* [WHAT YOU ARE ASKED TO DO] Each line below should be written out again without any change.

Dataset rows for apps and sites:

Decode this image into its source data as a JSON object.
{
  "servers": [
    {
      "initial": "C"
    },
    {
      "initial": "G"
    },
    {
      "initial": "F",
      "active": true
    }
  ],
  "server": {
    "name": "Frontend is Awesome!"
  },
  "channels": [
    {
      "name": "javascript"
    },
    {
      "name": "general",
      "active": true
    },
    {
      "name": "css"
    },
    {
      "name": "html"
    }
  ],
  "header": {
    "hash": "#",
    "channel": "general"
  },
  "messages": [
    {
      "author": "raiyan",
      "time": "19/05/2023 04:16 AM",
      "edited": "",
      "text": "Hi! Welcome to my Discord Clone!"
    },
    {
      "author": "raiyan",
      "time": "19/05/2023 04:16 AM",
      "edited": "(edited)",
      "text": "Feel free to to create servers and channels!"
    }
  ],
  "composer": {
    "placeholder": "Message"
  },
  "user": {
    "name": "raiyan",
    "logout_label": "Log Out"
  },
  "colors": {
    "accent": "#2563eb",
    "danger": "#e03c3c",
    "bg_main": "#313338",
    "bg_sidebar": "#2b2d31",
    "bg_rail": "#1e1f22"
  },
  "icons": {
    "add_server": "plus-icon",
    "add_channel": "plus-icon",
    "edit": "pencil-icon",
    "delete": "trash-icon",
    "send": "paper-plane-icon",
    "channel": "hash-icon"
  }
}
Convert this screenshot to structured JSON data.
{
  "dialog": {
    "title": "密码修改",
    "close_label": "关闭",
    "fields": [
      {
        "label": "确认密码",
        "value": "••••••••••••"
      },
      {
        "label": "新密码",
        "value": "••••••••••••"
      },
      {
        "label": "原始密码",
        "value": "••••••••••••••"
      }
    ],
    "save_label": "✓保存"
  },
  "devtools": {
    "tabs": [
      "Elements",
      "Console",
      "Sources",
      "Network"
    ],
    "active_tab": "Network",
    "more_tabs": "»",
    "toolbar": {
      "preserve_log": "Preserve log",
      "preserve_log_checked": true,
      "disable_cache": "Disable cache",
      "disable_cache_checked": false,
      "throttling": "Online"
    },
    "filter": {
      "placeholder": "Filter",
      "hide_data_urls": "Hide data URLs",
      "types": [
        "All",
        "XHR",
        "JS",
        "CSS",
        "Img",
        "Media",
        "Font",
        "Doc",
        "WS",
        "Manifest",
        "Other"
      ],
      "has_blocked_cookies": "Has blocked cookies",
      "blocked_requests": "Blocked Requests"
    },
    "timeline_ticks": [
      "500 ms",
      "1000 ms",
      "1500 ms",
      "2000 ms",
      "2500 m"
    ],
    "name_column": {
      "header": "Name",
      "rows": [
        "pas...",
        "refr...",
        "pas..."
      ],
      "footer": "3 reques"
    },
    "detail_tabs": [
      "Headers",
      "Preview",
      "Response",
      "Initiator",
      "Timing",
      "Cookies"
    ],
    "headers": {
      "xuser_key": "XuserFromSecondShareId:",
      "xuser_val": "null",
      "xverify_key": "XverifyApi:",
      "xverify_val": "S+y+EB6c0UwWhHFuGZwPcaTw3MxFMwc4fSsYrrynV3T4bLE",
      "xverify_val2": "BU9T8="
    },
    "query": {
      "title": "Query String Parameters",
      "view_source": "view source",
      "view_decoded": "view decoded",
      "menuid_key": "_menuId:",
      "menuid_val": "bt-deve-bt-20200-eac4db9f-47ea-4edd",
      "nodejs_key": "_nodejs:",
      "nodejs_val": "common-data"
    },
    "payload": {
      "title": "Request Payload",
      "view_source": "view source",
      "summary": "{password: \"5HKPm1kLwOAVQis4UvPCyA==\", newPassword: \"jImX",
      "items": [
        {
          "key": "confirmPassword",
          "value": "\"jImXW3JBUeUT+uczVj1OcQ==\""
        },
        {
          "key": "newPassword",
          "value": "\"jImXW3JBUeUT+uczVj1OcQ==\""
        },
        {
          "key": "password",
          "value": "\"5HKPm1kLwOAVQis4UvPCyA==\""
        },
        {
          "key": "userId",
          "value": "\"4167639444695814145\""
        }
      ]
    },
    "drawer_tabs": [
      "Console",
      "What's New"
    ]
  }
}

* [TASK SOLUTION]
Decode this image into its source data as a JSON object.
{
  "servers": [
    {
      "initial": "C"
    },
    {
      "initial": "G"
    },
    {
      "initial": "F",
      "active": true
    }
  ],
  "server": {
    "name": "Frontend is Awesome!"
  },
  "channels": [
    {
      "name": "javascript"
    },
    {
      "name": "general",
      "active": true
    },
    {
      "name": "css"
    },
    {
      "name": "html"
    }
  ],
  "header": {
    "hash": "#",
    "channel": "general"
  },
  "messages": [
    {
      "author": "raiyan",
      "time": "19/05/2023 04:16 AM",
      "edited": "",
      "text": "Hi! Welcome to my Discord Clone!"
    },
    {
      "author": "raiyan",
      "time": "19/05/2023 04:16 AM",
      "edited": "(edited)",
      "text": "Feel free to to create servers and channels!"
    }
  ],
  "composer": {
    "placeholder": "Message"
  },
  "user": {
    "name": "raiyan",
    "logout_label": "Log Out"
  },
  "colors": {
    "accent": "#2563eb",
    "danger": "#e03c3c",
    "bg_main": "#313338",
    "bg_sidebar": "#2b2d31",
    "bg_rail": "#1e1f22"
  },
  "icons": {
    "add_server": "plus-icon",
    "add_channel": "plus-icon",
    "edit": "pencil-icon",
    "delete": "trash-icon",
    "send": "paper-plane-icon",
    "channel": "hash-icon"
  }
}
Convert this screenshot to structured JSON data.
{
  "dialog": {
    "title": "密码修改",
    "close_label": "关闭",
    "fields": [
      {
        "label": "确认密码",
        "value": "••••••••••••"
      },
      {
        "label": "新密码",
        "value": "••••••••••••"
      },
      {
        "label": "原始密码",
        "value": "••••••••••••••"
      }
    ],
    "save_label": "✓保存"
  },
  "devtools": {
    "tabs": [
      "Elements",
      "Console",
      "Sources",
      "Network"
    ],
    "active_tab": "Network",
    "more_tabs": "»",
    "toolbar": {
      "preserve_log": "Preserve log",
      "preserve_log_checked": true,
      "disable_cache": "Disable cache",
      "disable_cache_checked": false,
      "throttling": "Online"
    },
    "filter": {
      "placeholder": "Filter",
      "hide_data_urls": "Hide data URLs",
      "types": [
        "All",
        "XHR",
        "JS",
        "CSS",
        "Img",
        "Media",
        "Font",
        "Doc",
        "WS",
        "Manifest",
        "Other"
      ],
      "has_blocked_cookies": "Has blocked cookies",
      "blocked_requests": "Blocked Requests"
    },
    "timeline_ticks": [
      "500 ms",
      "1000 ms",
      "1500 ms",
      "2000 ms",
      "2500 m"
    ],
    "name_column": {
      "header": "Name",
      "rows": [
        "pas...",
        "refr...",
        "pas..."
      ],
      "footer": "3 reques"
    },
    "detail_tabs": [
      "Headers",
      "Preview",
      "Response",
      "Initiator",
      "Timing",
      "Cookies"
    ],
    "headers": {
      "xuser_key": "XuserFromSecondShareId:",
      "xuser_val": "null",
      "xverify_key": "XverifyApi:",
      "xverify_val": "S+y+EB6c0UwWhHFuGZwPcaTw3MxFMwc4fSsYrrynV3T4bLE",
      "xverify_val2": "BU9T8="
    },
    "query": {
      "title": "Query String Parameters",
      "view_source": "view source",
      "view_decoded": "view decoded",
      "menuid_key": "_menuId:",
      "menuid_val": "bt-deve-bt-20200-eac4db9f-47ea-4edd",
      "nodejs_key": "_nodejs:",
      "nodejs_val": "common-data"
    },
    "payload": {
      "title": "Request Payload",
      "view_source": "view source",
      "summary": "{password: \"5HKPm1kLwOAVQis4UvPCyA==\", newPassword: \"jImX",
      "items": [
        {
          "key": "confirmPassword",
          "value": "\"jImXW3JBUeUT+uczVj1OcQ==\""
        },
        {
          "key": "newPassword",
          "value": "\"jImXW3JBUeUT+uczVj1OcQ==\""
        },
        {
          "key": "password",
          "value": "\"5HKPm1kLwOAVQis4UvPCyA==\""
        },
        {
          "key": "userId",
          "value": "\"4167639444695814145\""
        }
      ]
    },
    "drawer_tabs": [
      "Console",
      "What's New"
    ]
  }
}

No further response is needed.